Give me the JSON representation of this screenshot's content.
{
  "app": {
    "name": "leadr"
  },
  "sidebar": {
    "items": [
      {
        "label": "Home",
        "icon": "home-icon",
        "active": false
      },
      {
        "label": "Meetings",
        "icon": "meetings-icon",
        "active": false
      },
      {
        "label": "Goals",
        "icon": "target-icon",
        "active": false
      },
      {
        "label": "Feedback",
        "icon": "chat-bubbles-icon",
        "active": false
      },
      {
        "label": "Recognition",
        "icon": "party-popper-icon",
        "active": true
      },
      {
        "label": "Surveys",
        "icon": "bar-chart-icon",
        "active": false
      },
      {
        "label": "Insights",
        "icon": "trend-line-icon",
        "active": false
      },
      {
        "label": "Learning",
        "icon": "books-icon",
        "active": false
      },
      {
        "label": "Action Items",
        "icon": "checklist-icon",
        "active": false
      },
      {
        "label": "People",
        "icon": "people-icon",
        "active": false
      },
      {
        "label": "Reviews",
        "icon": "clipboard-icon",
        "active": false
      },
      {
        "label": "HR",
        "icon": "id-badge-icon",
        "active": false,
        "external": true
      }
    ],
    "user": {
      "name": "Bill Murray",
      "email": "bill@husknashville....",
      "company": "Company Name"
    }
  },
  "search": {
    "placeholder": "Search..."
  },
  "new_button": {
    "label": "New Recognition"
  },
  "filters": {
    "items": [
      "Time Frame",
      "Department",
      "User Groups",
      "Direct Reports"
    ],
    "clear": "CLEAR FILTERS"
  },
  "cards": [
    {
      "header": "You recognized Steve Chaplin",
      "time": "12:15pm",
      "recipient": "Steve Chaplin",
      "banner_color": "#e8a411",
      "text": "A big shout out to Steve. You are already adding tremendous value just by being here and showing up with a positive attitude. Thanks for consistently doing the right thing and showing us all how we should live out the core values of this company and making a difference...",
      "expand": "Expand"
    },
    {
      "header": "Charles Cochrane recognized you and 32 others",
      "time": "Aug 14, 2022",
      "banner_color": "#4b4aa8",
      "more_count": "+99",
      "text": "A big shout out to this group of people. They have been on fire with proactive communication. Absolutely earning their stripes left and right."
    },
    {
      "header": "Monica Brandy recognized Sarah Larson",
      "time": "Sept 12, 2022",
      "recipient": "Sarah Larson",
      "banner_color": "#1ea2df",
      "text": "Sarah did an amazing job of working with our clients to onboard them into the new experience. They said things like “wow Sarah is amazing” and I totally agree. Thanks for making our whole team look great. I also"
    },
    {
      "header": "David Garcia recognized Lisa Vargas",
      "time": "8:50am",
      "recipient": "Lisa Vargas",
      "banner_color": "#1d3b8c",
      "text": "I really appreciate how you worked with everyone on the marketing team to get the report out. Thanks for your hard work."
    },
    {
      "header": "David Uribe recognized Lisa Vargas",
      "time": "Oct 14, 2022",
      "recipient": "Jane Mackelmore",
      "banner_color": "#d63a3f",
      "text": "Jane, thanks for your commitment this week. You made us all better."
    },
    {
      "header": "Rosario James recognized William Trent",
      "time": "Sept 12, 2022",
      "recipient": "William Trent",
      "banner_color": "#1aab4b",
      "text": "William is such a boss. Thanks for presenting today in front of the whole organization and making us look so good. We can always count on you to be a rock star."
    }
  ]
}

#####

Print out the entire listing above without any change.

Output |
Give me the JSON representation of this screenshot's content.
{
  "app": {
    "name": "leadr"
  },
  "sidebar": {
    "items": [
      {
        "label": "Home",
        "icon": "home-icon",
        "active": false
      },
      {
        "label": "Meetings",
        "icon": "meetings-icon",
        "active": false
      },
      {
        "label": "Goals",
        "icon": "target-icon",
        "active": false
      },
      {
        "label": "Feedback",
        "icon": "chat-bubbles-icon",
        "active": false
      },
      {
        "label": "Recognition",
        "icon": "party-popper-icon",
        "active": true
      },
      {
        "label": "Surveys",
        "icon": "bar-chart-icon",
        "active": false
      },
      {
        "label": "Insights",
        "icon": "trend-line-icon",
        "active": false
      },
      {
        "label": "Learning",
        "icon": "books-icon",
        "active": false
      },
      {
        "label": "Action Items",
        "icon": "checklist-icon",
        "active": false
      },
      {
        "label": "People",
        "icon": "people-icon",
        "active": false
      },
      {
        "label": "Reviews",
        "icon": "clipboard-icon",
        "active": false
      },
      {
        "label": "HR",
        "icon": "id-badge-icon",
        "active": false,
        "external": true
      }
    ],
    "user": {
      "name": "Bill Murray",
      "email": "bill@husknashville....",
      "company": "Company Name"
    }
  },
  "search": {
    "placeholder": "Search..."
  },
  "new_button": {
    "label": "New Recognition"
  },
  "filters": {
    "items": [
      "Time Frame",
      "Department",
      "User Groups",
      "Direct Reports"
    ],
    "clear": "CLEAR FILTERS"
  },
  "cards": [
    {
      "header": "You recognized Steve Chaplin",
      "time": "12:15pm",
      "recipient": "Steve Chaplin",
      "banner_color": "#e8a411",
      "text": "A big shout out to Steve. You are already adding tremendous value just by being here and showing up with a positive attitude. Thanks for consistently doing the right thing and showing us all how we should live out the core values of this company and making a difference...",
      "expand": "Expand"
    },
    {
      "header": "Charles Cochrane recognized you and 32 others",
      "time": "Aug 14, 2022",
      "banner_color": "#4b4aa8",
      "more_count": "+99",
      "text": "A big shout out to this group of people. They have been on fire with proactive communication. Absolutely earning their stripes left and right."
    },
    {
      "header": "Monica Brandy recognized Sarah Larson",
      "time": "Sept 12, 2022",
      "recipient": "Sarah Larson",
      "banner_color": "#1ea2df",
      "text": "Sarah did an amazing job of working with our clients to onboard them into the new experience. They said things like “wow Sarah is amazing” and I totally agree. Thanks for making our whole team look great. I also"
    },
    {
      "header": "David Garcia recognized Lisa Vargas",
      "time": "8:50am",
      "recipient": "Lisa Vargas",
      "banner_color": "#1d3b8c",
      "text": "I really appreciate how you worked with everyone on the marketing team to get the report out. Thanks for your hard work."
    },
    {
      "header": "David Uribe recognized Lisa Vargas",
      "time": "Oct 14, 2022",
      "recipient": "Jane Mackelmore",
      "banner_color": "#d63a3f",
      "text": "Jane, thanks for your commitment this week. You made us all better."
    },
    {
      "header": "Rosario James recognized William Trent",
      "time": "Sept 12, 2022",
      "recipient": "William Trent",
      "banner_color": "#1aab4b",
      "text": "William is such a boss. Thanks for presenting today in front of the whole organization and making us look so good. We can always count on you to be a rock star."
    }
  ]
}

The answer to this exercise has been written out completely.